happily ever after means a prince charming as well as a castle full of beautiful gowns. However, some girls grow up skeptical of this dream being sold in such a fairy tale. Particularly, Anne Sexton retells the classic “Cinderella” to express her doubts of this story, with its deceptive happily ever
Anne Sexton Anne Sexton, born Anne Gray Harvey, was an American poet. She was born November 9th, 1928, in Newton, Massachusetts, and died October 4th, Weston, Massachusetts, at the age of 45. She was known for being a confessional poet, in which she wrote primarily about her struggles with depression, suicidal tendencies and mania. She had won a Pulitzer Prize for her book of poetry, called Live Or Die, in 1967. Sexton started writing poetry while attending Rogers Hall, a preparatory school for
In “Courage,” by Anne Sexton, the speaker talks about how courage is shown throughout the stages of a person's life, starting with childhood and ending with death. Throughout the poem, the speaker conveys their definition of courage and what it means to have it. The speaker believes that courage is a painful persistence through the pitfalls of life and, years later, accepting it when it comes; this theme is shown through Sexton's use of comparisons, word choice, and structure. Through allusions
Ever come in contact with an overly personal, in your face, incompetent person who really nags at your last nerve? To many people in 1950, this person was poet Anne Sexton. Her poems outraged conservative society, not only because she was a woman engulfing fame into her life, but because she wrote about topics which made people morbidly uncomfortable, such as masturbation, abortion, incest, and menopause. Her widely read poetry sensationalized intimate experiences, making her poetry an “intense manifesto”
aspects of 1950’s life are showcased in the poems of Langston Hughes and Anne Sexton. To illustrate this point we’ll take a deeper look at Anne Sexton’s poetry. Anne Sexton’s poetry describes the roles and expectations for women during the 50s. Women had fewer rights than men at this time, and their lives were
and the brutal judgment of the public. Anne Sexton's poem, "Her Kind", reveals how even though she's misunderstood, she embraces her strange, powerful, yet uncanny abilities through her poems. She switches the typical negative stereotype of an “outcast” woman and turns it into a positive image that society has corrupt. Anne Sexton’s poem reveals her theme: the battle between her speaker and the typical modern women stereotypes society has put upon women.
us might have an easy purpose to achieve, some of us might have a tough one to accomplish it. However, there are also some of us might do not have any purposes in life such as Anne Sexton.

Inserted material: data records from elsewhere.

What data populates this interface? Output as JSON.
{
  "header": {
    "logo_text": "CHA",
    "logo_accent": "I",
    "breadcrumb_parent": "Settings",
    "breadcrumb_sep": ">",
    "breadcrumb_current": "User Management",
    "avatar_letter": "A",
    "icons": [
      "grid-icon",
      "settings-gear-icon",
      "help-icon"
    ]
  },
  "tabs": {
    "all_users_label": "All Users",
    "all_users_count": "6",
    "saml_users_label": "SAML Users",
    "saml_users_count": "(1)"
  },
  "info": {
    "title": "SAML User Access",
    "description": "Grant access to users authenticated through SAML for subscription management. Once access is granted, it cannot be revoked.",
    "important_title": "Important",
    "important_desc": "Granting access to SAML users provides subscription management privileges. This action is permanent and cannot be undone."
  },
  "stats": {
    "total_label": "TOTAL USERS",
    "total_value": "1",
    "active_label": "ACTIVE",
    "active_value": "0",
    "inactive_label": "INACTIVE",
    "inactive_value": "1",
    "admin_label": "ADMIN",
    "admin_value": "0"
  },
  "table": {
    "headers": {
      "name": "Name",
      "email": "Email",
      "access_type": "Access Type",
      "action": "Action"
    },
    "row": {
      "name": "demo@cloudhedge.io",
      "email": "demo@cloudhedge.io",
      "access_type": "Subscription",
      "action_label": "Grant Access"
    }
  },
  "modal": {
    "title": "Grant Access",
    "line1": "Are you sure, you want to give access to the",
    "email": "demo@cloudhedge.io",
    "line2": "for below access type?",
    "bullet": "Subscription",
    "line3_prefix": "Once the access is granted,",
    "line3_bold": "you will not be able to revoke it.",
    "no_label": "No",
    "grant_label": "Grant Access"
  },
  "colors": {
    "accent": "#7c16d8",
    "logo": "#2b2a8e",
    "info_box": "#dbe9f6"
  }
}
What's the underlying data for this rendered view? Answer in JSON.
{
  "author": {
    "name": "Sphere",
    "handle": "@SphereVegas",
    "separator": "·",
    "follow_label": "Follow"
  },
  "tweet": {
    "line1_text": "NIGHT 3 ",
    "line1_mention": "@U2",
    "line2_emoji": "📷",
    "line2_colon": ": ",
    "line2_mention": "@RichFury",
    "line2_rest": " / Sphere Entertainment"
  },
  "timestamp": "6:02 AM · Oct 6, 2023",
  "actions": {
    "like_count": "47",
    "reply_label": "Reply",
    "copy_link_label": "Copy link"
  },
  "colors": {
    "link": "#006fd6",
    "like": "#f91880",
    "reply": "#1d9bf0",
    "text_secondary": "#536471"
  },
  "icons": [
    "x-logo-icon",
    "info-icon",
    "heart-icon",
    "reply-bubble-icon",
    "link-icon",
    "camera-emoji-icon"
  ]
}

A beautiful young lady who lost her life’s purpose and adrift her life to the end. “Wanting To Die”, the poem published by Anne Sexton has let us see a purposeless life when it comes to desperation.
In contrast, the Abortion poem by Anne Sexton deals with a woman’s reflection on her decision to terminate her pregnancy. The symbolism of the poem is the landscape. The narrator uses it to develop an important theme in the text, which helps the reader to see how the journey back differs from began and linked to a depth of emotion, a deep sadness and sense of loss. In my view, the landscape provided the idea that the mother feels guilty that she has killed her child, and she thinks about the thing
Courage Anne Sexton wrote hundreds of insightful and relatable poems that were a direct reflection of the depressing, dysfunctional life she led. She was born on November 9, 1928, in Newton, Massachusetts, to a dysfunctional middle class family. Her father was an alcoholic and both of her parents were abusive, which contributed to her early mental instability. She found comfort and guidance in her great aunt and was traumatized after she was hospitalized and later died. Anne Sexton later eloped
leech sucking the blood out of the patient, such as in chapter 10, the title “The Leech and His Patient”. In the beginning of the chapter, Hawthorne says, “He now dug into the poor clergyman's heart, like a miner searching for gold; or, rather, like a sexton delving into a grave, possibly in quest of a jewel that had been buried on the dead man's bosom, but likely to find nothing save mortality and corruption” (Hawthorne 88). The minor searching for gold is implying the truth whilst destroying what or